Folks in the Pacific Northwest may not like what Matt Ridley has to say, but we should consider his points about energy.
Ridley, a British journalist and author of several popular books on science, the environment and the economy, is a businessman and member of the House of Lords. He is often shunned because he owns land where coal is mined.
Recently, Ridley wrote in The Wall Street Journal that while oil, gas and coal have problems, their benefits are beyond dispute. 

By Rep. Terry Nealey
When sponsors drafted Initiative 937, the "Energy Independence Act," they said in the state Voters' Pamphlet the measure would "give us cheaper, renewable alternatives like wind and solar," "reduce our dependence on fossil fuels" such as coal, and "save us money." Statewide voters were sold on those promises and gave the measure 52 percent approval in November 2006.
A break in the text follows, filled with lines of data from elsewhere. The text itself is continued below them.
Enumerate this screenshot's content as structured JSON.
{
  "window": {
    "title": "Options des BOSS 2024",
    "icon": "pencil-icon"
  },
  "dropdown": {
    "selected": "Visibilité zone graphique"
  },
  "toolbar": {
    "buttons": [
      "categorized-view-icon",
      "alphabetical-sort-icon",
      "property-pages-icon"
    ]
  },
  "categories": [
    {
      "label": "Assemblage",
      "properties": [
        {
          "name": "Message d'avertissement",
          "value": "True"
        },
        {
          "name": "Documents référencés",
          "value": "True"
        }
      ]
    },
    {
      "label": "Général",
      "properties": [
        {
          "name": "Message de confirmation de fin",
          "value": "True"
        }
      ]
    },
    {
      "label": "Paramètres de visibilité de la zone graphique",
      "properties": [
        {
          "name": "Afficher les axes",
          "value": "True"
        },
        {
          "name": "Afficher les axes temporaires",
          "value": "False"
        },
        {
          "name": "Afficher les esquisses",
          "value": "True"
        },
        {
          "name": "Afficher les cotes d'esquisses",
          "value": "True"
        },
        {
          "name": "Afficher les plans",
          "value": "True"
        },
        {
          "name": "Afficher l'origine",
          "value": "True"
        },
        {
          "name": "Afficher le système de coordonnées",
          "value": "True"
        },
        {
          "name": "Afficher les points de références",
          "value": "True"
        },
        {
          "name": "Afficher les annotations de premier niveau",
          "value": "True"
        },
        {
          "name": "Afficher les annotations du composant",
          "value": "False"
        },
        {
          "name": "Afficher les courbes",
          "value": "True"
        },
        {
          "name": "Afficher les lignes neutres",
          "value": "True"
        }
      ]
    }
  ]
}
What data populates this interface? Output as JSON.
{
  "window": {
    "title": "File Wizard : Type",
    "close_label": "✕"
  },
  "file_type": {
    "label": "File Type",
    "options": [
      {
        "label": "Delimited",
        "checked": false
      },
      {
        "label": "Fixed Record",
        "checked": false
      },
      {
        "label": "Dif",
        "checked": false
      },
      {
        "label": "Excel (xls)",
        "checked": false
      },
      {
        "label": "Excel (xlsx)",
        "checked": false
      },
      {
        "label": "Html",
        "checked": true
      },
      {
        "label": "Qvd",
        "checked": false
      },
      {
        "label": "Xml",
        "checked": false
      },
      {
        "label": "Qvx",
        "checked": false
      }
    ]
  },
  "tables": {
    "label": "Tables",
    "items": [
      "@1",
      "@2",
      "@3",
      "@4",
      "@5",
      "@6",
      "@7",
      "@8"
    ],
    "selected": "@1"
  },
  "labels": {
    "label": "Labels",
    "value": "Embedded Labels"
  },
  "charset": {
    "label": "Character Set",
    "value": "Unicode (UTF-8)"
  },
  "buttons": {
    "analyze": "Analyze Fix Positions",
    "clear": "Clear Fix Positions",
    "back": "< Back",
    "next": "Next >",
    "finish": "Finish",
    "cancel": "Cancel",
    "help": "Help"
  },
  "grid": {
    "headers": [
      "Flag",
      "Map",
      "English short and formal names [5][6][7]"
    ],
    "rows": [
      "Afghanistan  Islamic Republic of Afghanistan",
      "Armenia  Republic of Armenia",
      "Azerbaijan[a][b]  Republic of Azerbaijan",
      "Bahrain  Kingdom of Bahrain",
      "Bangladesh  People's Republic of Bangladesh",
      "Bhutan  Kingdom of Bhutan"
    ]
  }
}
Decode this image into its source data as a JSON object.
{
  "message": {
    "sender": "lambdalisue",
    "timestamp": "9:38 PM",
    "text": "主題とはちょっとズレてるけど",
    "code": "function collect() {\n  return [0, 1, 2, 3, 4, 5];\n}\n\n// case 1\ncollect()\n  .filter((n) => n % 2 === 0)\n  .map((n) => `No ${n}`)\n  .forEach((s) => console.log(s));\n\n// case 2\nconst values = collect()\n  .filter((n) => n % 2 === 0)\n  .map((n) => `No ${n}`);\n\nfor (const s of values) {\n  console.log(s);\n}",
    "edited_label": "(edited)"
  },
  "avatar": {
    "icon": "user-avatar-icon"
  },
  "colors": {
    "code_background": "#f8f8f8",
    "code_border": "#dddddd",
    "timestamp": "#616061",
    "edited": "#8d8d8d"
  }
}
As I begin my service in our nation's capital, I have been impressed by the many monuments, memorials and statues that recall the great conflicts that have defined our history, from the Revolutionary War to the Civil War and those of the 20th Century. The burden of keeping our nation free and secure has largely fallen on the shoulders of the men and women of our Armed Forces. These memorials help us feel connected to those who served honorably in the U.S. military and remind me of men like my father, who served a tour in the South Pacific with the Navy during World War II.